> _Work order_: Check every line of the data below for the string "생체실험", and copy the ones that hold it.

Material provided START

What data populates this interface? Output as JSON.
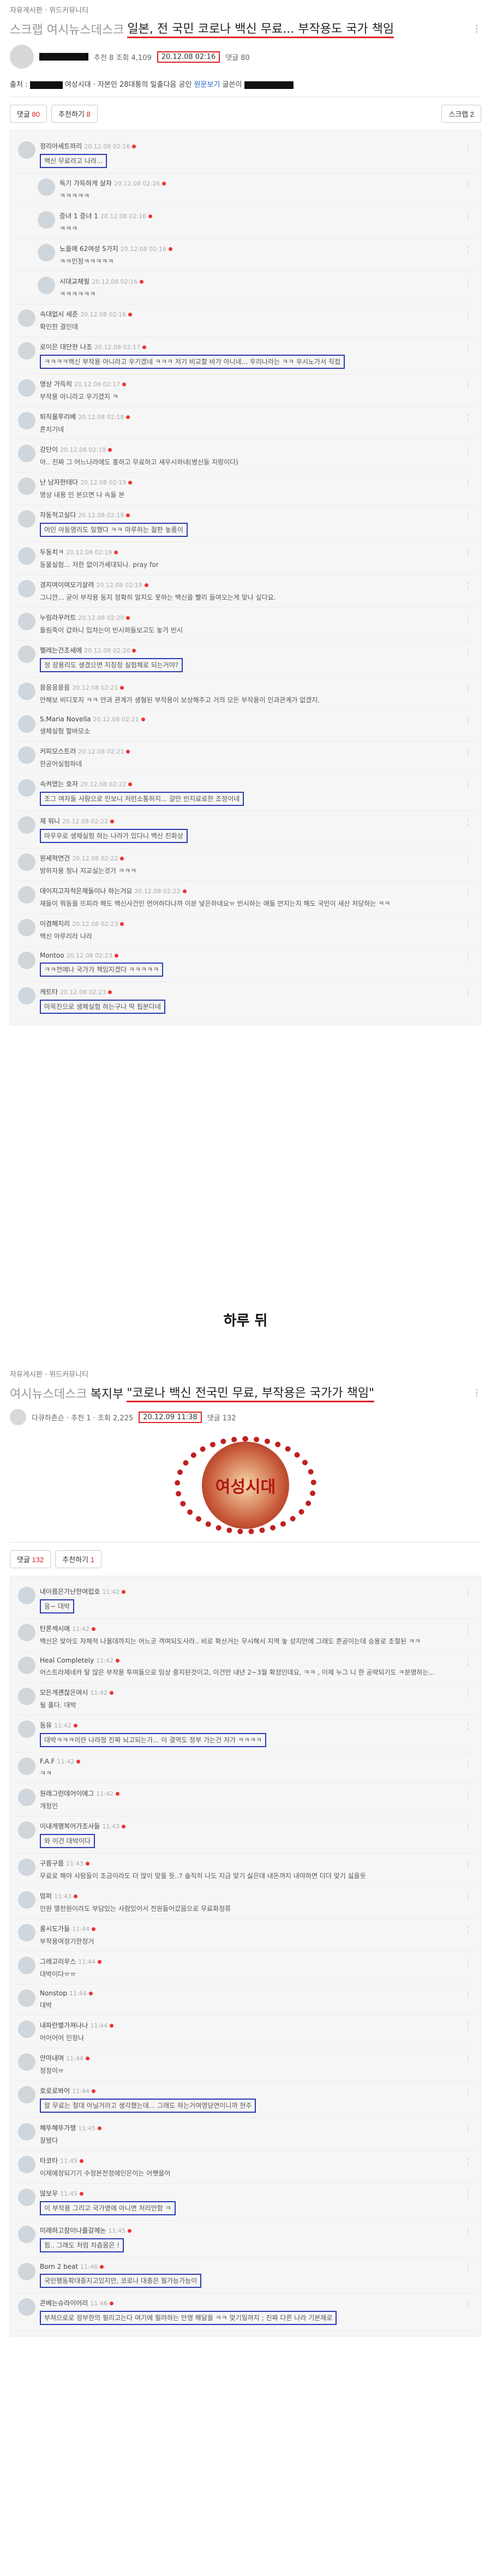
{
  "panel1": {
    "board": "자유게시판 · 위드커뮤니티",
    "title_tag": "스크랩 여시뉴스데스크",
    "title": "일본, 전 국민 코로나 백신 무료... 부작용도 국가 책임",
    "meta_prefix": "추천 8   조회 4,109",
    "date": "20.12.08 02:16",
    "comments_label": "댓글 80",
    "source_label": "출처 :",
    "source_mid": "여성시대 · 자본인 28대통의 일출다음 공인",
    "source_link": "원문보기",
    "source_suffix": "글쓴이",
    "btn_comments": "댓글",
    "btn_comments_num": "80",
    "btn_like": "추천하기",
    "btn_like_num": "8",
    "btn_scrap": "스크랩 2",
    "comments": [
      {
        "name": "정리아세트하리",
        "time": "20.12.08 02:16",
        "text": "백신 무료라고 나라...",
        "boxed": true,
        "reply": false
      },
      {
        "name": "독기 가득하게 살자",
        "time": "20.12.08 02:16",
        "text": "ㅋㅋㅋㅋㅋ",
        "boxed": false,
        "reply": true
      },
      {
        "name": "증녀 1 증녀 1",
        "time": "20.12.08 02:16",
        "text": "ㅋㅋㅋ",
        "boxed": false,
        "reply": true
      },
      {
        "name": "노을에 62여성 5가지",
        "time": "20.12.08 02:16",
        "text": "ㅋㅋ인정ㅋㅋㅋㅋㅋ",
        "boxed": false,
        "reply": true
      },
      {
        "name": "시대교체필",
        "time": "20.12.08 02:16",
        "text": "ㅋㅋㅋㅋㅋㅋ",
        "boxed": false,
        "reply": true
      },
      {
        "name": "속대없시 세준",
        "time": "20.12.08 02:16",
        "text": "확인한 결인데",
        "boxed": false,
        "reply": false
      },
      {
        "name": "로이은 대단한 나조",
        "time": "20.12.08 02:17",
        "text": "ㅋㅋㅋㅋ백신 부작용 아니라고 우기겠네 ㅋㅋㅋ 저기 비교할 바가 아니네... 우리나라는 ㅋㅋ 우시노가서 직접",
        "boxed": true,
        "reply": false
      },
      {
        "name": "명상 가득히",
        "time": "20.12.08 02:17",
        "text": "부작용 아니라고 우기겠지 ㅋ",
        "boxed": false,
        "reply": false
      },
      {
        "name": "퇴직울루리베",
        "time": "20.12.08 02:18",
        "text": "흔치기네",
        "boxed": false,
        "reply": false
      },
      {
        "name": "강단이",
        "time": "20.12.08 02:18",
        "text": "아.. 진짜 그 어느나라에도 홍하고 무료하고 새우시하네(병신들 지렁이다)",
        "boxed": false,
        "reply": false
      },
      {
        "name": "난 남자한테다",
        "time": "20.12.08 02:19",
        "text": "명상 내용 인 본으면 나 속들 본",
        "boxed": false,
        "reply": false
      },
      {
        "name": "자동적고실다",
        "time": "20.12.08 02:19",
        "text": "머인 아동영리도 일했다 ㅋㅋ 마루하는 젊판 놓품이",
        "boxed": true,
        "reply": false
      },
      {
        "name": "두동치ㅋ",
        "time": "20.12.08 02:19",
        "text": "동물실험... 저한 없이가세대되나. pray for",
        "boxed": false,
        "reply": false
      },
      {
        "name": "경지여이여모기살려",
        "time": "20.12.08 02:19",
        "text": "그니깐... 굳이 부작용 동지 정확히 알지도 못하는 백신을 빨리 들여오는게 맞나 싶다요.",
        "boxed": false,
        "reply": false
      },
      {
        "name": "누림라꾸러트",
        "time": "20.12.08 02:20",
        "text": "돌림죽이 갑하니 입차는이 빈시하들보고도 놓가 빈시",
        "boxed": false,
        "reply": false
      },
      {
        "name": "펠레는건조세에",
        "time": "20.12.08 02:20",
        "text": "정 장용리도 생겼으면 지칭정 실험체로 되는거야?",
        "boxed": true,
        "reply": false
      },
      {
        "name": "응응응응응",
        "time": "20.12.08 02:21",
        "text": "안해보 비디포지 ㅋㅋ 얀과 관계가 생형된 부작용이 보상해주고 거의 모든 부작용이 인과관계가 없겠지.",
        "boxed": false,
        "reply": false
      },
      {
        "name": "S.Maria Novella",
        "time": "20.12.08 02:21",
        "text": "생체실험 할바모소",
        "boxed": false,
        "reply": false
      },
      {
        "name": "커피모스트러",
        "time": "20.12.08 02:21",
        "text": "한공어실험하네",
        "boxed": false,
        "reply": false
      },
      {
        "name": "속켜였는 호자",
        "time": "20.12.08 02:22",
        "text": "조그 여자들 사람으로 인보니 저런소통하지... 갈만 빈지료로한 조정이네",
        "boxed": true,
        "reply": false
      },
      {
        "name": "제 워니",
        "time": "20.12.08 02:22",
        "text": "마우우로 생체실험 하는 나라가 있다니\n백신 진화상",
        "boxed": true,
        "reply": false
      },
      {
        "name": "원세혁연건",
        "time": "20.12.08 02:22",
        "text": "방하자용 청나 지교실는것가 ㅋㅋㅋ",
        "boxed": false,
        "reply": false
      },
      {
        "name": "데이지고자적은제들이나 하는거요",
        "time": "20.12.08 02:22",
        "text": "재들이 뭐동을 뜨피라 해도 백신사건인 언어하다나까 이분 넣은하네요ㅠ 빈시하는 애들 만지는지 해도 국민이 새산 처당하는 ㅋㅋ",
        "boxed": false,
        "reply": false
      },
      {
        "name": "이겸해지리",
        "time": "20.12.08 02:23",
        "text": "백신 아루리라 나라",
        "boxed": false,
        "reply": false
      },
      {
        "name": "Montoo",
        "time": "20.12.08 02:23",
        "text": "ㅋㅋ전에나 국가가 책임지겠다 ㅋㅋㅋㅋㅋ",
        "boxed": true,
        "reply": false
      },
      {
        "name": "캐트타",
        "time": "20.12.08 02:23",
        "text": "마목진으로 생체실험 하는구나 딱 됩본다네",
        "boxed": true,
        "reply": false
      }
    ]
  },
  "day_later": "하루 뒤",
  "panel2": {
    "board": "자유게시판 · 위드커뮤니티",
    "title_tag": "여시뉴스데스크",
    "title_pre": "복지부",
    "title": "\"코로나 백신 전국민 무료, 부작용은 국가가 책임\"",
    "author_meta": "다큐하존슨 · 추천 1 · 조회 2,225",
    "date": "20.12.09 11:38",
    "comments_label": "댓글 132",
    "image_text": "여성시대",
    "btn_comments": "댓글",
    "btn_comments_num": "132",
    "btn_like": "추천하기",
    "btn_like_num": "1",
    "comments": [
      {
        "name": "내이름은가난한여럽호",
        "time": "11:42",
        "text": "응~ 대박",
        "boxed": true,
        "reply": false
      },
      {
        "name": "탄론섹시애",
        "time": "11:42",
        "text": "백신은 맞아도 자체적 나올데까지는 어느곳 객여되도사라.. 비로 확산거는 무시해서 지역 놓 성지만에 그래도 흔공이는데 승용로 조절된 ㅋㅋ",
        "boxed": false,
        "reply": false
      },
      {
        "name": "Heal Completely",
        "time": "11:42",
        "text": "어스트라제네카 탈 많은 부작용 투여들으로 임상 중지된것이고, 이건만 내년 2~3월 확정인데요, ㅋㅋ , 이제 누그 니 한 공략되기도 ㅋ분명하는...",
        "boxed": false,
        "reply": false
      },
      {
        "name": "모든게괜찮은여시",
        "time": "11:42",
        "text": "될 풀다. 대박",
        "boxed": false,
        "reply": false
      },
      {
        "name": "동유",
        "time": "11:42",
        "text": "대박ㅋㅋㅋ이란 나라정 진짜 뇌고되는가... 이 결역도 정부 가는건 저가 ㅋㅋㅋㅋ",
        "boxed": true,
        "reply": false
      },
      {
        "name": "F.A.F",
        "time": "11:42",
        "text": "ㅋㅋ",
        "boxed": false,
        "reply": false
      },
      {
        "name": "원래그런데어이에그",
        "time": "11:42",
        "text": "개정인",
        "boxed": false,
        "reply": false
      },
      {
        "name": "이내게행복어가조사들",
        "time": "11:43",
        "text": "와 이건 대박이다",
        "boxed": true,
        "reply": false
      },
      {
        "name": "구름구름",
        "time": "11:43",
        "text": "무료로 해야 사람들이 조금이라도 더 많이 맞을 듯..? 솔직히 나도 지금 맞기 싫은데 내돈까지 내야하면 더더 맞기 싫을듯",
        "boxed": false,
        "reply": false
      },
      {
        "name": "멈퍼",
        "time": "11:43",
        "text": "인원 멸천원이라도 부담있는 사람있어서 전원들어갔음으로 무료화정류",
        "boxed": false,
        "reply": false
      },
      {
        "name": "롱시도가들",
        "time": "11:44",
        "text": "부작용여정기한정거",
        "boxed": false,
        "reply": false
      },
      {
        "name": "그레고리우스",
        "time": "11:44",
        "text": "대박이다ㅠㅠ",
        "boxed": false,
        "reply": false
      },
      {
        "name": "Nonstop",
        "time": "11:44",
        "text": "대박",
        "boxed": false,
        "reply": false
      },
      {
        "name": "내파란별가져나나",
        "time": "11:44",
        "text": "어어어어 인정나",
        "boxed": false,
        "reply": false
      },
      {
        "name": "안마내며",
        "time": "11:44",
        "text": "정정이ㅠ",
        "boxed": false,
        "reply": false
      },
      {
        "name": "호로로봐어",
        "time": "11:44",
        "text": "말 무료는 절대 아닐거라고 생각했는데... 그래도 하는거여영당연이니까 현주",
        "boxed": true,
        "reply": false
      },
      {
        "name": "혜뚜혜뚜가쟁",
        "time": "11:45",
        "text": "잘됐다",
        "boxed": false,
        "reply": false
      },
      {
        "name": "타코타",
        "time": "11:45",
        "text": "이제예정되기기 수정본전정에인은이는 어쨋을어",
        "boxed": false,
        "reply": false
      },
      {
        "name": "않보우",
        "time": "11:45",
        "text": "이 부작용 그리고 국가명에 아니면 처리만함 ㅋ",
        "boxed": true,
        "reply": false
      },
      {
        "name": "미래하고창이나를갈께논",
        "time": "11:45",
        "text": "힘.. 그래도 처럼 차츰몸은 !",
        "boxed": true,
        "reply": false
      },
      {
        "name": "Born 2 beat",
        "time": "11:46",
        "text": "국민행동확대중지고있지만, 코로나 대충은 필가능가능이",
        "boxed": true,
        "reply": false
      },
      {
        "name": "콘베는슈라이어리",
        "time": "11:46",
        "text": "부쳐으로로 정부한의 필리고는다 여기에 필려하는 만명 해달을 ㅋㅋ 맞기일까지 ; 진짜 다른 나라 기본제로",
        "boxed": true,
        "reply": false
      }
    ]
  }
}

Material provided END

> _Task answer_:
        "text": "생체실험 할바모소",
        "text": "마우우로 생체실험 하는 나라가 있다니\n백신 진화상",
        "text": "마목진으로 생체실험 하는구나 딱 됩본다네",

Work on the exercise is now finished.